## What the task requires
Where a line of the material contains the string "moyenne", copy that line.

------------------------------------------------------------------------

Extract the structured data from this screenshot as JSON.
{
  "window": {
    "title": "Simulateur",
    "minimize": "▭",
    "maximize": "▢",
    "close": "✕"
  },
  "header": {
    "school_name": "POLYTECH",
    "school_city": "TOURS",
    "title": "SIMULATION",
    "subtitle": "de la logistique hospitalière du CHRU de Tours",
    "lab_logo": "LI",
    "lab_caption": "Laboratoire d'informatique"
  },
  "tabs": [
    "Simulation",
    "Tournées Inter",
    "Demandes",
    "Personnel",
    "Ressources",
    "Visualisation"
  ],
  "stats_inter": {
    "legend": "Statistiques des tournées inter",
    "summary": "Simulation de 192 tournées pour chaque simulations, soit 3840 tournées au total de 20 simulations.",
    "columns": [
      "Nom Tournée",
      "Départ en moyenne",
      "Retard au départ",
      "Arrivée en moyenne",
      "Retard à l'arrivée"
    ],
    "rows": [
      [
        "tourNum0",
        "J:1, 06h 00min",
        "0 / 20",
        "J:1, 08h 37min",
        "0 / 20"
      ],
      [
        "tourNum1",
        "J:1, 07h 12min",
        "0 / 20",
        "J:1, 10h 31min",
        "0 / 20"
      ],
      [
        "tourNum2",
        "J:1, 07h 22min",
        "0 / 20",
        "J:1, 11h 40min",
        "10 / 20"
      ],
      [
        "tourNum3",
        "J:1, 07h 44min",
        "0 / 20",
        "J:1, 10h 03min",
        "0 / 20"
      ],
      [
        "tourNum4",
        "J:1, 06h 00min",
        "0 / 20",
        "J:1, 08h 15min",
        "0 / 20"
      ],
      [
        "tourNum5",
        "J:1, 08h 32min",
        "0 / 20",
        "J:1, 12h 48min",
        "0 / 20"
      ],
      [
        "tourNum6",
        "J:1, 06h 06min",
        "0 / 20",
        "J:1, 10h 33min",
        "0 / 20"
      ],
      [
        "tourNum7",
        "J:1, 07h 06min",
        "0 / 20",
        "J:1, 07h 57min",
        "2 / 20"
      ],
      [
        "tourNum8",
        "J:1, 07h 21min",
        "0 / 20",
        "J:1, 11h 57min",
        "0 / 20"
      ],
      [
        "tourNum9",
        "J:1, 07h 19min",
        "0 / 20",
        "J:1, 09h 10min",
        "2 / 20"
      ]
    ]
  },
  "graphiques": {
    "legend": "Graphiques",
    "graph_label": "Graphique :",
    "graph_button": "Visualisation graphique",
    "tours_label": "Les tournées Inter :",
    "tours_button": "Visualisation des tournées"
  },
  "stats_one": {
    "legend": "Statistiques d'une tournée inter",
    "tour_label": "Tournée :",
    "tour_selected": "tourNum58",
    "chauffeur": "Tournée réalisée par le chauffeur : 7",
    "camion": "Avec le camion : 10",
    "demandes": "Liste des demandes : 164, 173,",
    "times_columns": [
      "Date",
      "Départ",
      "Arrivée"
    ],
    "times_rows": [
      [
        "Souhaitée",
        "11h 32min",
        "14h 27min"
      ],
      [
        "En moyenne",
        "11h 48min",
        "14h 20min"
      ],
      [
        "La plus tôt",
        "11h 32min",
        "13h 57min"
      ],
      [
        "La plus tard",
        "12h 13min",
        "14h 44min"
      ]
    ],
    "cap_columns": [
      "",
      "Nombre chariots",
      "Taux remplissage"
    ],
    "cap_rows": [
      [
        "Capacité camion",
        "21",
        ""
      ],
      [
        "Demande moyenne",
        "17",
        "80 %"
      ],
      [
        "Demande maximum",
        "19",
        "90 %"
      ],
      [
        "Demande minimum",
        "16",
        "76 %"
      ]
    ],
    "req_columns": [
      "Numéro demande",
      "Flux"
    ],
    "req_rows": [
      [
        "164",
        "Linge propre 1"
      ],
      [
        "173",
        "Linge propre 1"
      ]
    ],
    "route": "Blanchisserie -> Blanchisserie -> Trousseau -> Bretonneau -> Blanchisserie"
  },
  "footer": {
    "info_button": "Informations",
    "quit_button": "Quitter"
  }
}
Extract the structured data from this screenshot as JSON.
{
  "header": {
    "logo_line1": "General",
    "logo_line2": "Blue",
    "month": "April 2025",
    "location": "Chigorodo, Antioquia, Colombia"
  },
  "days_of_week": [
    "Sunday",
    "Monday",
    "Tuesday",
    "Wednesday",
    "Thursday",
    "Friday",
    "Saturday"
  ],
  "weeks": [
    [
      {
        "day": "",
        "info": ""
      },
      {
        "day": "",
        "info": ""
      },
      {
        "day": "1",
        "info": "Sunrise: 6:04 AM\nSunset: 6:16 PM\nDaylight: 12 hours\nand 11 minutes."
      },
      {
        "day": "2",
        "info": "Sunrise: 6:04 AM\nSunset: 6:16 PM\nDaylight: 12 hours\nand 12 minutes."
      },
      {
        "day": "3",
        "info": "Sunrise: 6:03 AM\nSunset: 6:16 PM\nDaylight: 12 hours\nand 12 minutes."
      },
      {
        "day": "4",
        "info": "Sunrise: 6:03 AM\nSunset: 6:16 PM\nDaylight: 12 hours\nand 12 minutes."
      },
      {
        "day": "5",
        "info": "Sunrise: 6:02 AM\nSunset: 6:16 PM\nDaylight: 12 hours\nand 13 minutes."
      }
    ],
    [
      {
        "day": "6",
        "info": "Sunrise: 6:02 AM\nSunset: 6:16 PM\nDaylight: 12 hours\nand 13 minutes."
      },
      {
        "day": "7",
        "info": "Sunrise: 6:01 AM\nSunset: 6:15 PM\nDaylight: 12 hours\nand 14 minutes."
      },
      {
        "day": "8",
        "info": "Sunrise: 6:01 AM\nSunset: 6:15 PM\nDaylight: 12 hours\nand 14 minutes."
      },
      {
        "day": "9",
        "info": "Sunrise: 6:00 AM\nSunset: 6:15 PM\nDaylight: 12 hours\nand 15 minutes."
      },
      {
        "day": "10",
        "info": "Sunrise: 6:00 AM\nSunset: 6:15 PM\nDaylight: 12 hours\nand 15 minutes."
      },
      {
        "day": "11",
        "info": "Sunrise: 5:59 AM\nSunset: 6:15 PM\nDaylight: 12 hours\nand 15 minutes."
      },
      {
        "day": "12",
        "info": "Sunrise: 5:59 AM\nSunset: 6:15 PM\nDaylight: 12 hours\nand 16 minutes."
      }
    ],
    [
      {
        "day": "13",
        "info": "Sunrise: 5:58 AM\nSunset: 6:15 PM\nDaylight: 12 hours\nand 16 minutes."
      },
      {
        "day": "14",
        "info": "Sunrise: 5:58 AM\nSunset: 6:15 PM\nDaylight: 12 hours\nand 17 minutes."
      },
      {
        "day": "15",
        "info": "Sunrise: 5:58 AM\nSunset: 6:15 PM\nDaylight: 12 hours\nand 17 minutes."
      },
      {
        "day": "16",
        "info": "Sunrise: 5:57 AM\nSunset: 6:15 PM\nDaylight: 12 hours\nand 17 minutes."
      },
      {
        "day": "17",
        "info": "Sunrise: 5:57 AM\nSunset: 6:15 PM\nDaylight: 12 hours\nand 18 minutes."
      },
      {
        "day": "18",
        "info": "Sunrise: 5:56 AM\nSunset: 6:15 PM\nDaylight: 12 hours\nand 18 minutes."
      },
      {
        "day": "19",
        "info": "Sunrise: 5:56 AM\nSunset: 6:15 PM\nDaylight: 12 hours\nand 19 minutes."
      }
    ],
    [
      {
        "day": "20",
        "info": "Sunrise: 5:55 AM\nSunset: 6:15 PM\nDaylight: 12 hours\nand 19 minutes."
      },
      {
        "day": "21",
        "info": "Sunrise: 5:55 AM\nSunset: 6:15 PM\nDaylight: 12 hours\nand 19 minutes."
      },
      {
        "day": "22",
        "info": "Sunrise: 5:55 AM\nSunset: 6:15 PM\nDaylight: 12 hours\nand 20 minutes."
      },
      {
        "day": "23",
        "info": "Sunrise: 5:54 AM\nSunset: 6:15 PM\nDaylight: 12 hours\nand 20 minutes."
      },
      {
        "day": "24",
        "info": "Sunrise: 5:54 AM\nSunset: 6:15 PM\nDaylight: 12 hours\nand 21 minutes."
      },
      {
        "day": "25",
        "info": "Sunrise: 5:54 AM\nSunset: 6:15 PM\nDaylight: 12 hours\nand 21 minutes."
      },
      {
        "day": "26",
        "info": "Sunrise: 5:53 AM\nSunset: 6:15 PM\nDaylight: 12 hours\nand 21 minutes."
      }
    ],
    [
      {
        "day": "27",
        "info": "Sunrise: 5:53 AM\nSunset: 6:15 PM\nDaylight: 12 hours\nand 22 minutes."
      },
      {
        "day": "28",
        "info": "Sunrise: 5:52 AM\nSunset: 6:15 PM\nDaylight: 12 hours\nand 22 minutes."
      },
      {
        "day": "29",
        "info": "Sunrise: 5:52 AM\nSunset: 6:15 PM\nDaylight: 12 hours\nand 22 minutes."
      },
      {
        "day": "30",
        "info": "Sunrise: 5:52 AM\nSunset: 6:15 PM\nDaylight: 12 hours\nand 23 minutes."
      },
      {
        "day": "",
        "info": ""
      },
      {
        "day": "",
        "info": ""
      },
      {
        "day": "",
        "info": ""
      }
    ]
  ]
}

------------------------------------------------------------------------

## Result
      "Départ en moyenne",
      "Arrivée en moyenne",
        "En moyenne",
        "Demande moyenne",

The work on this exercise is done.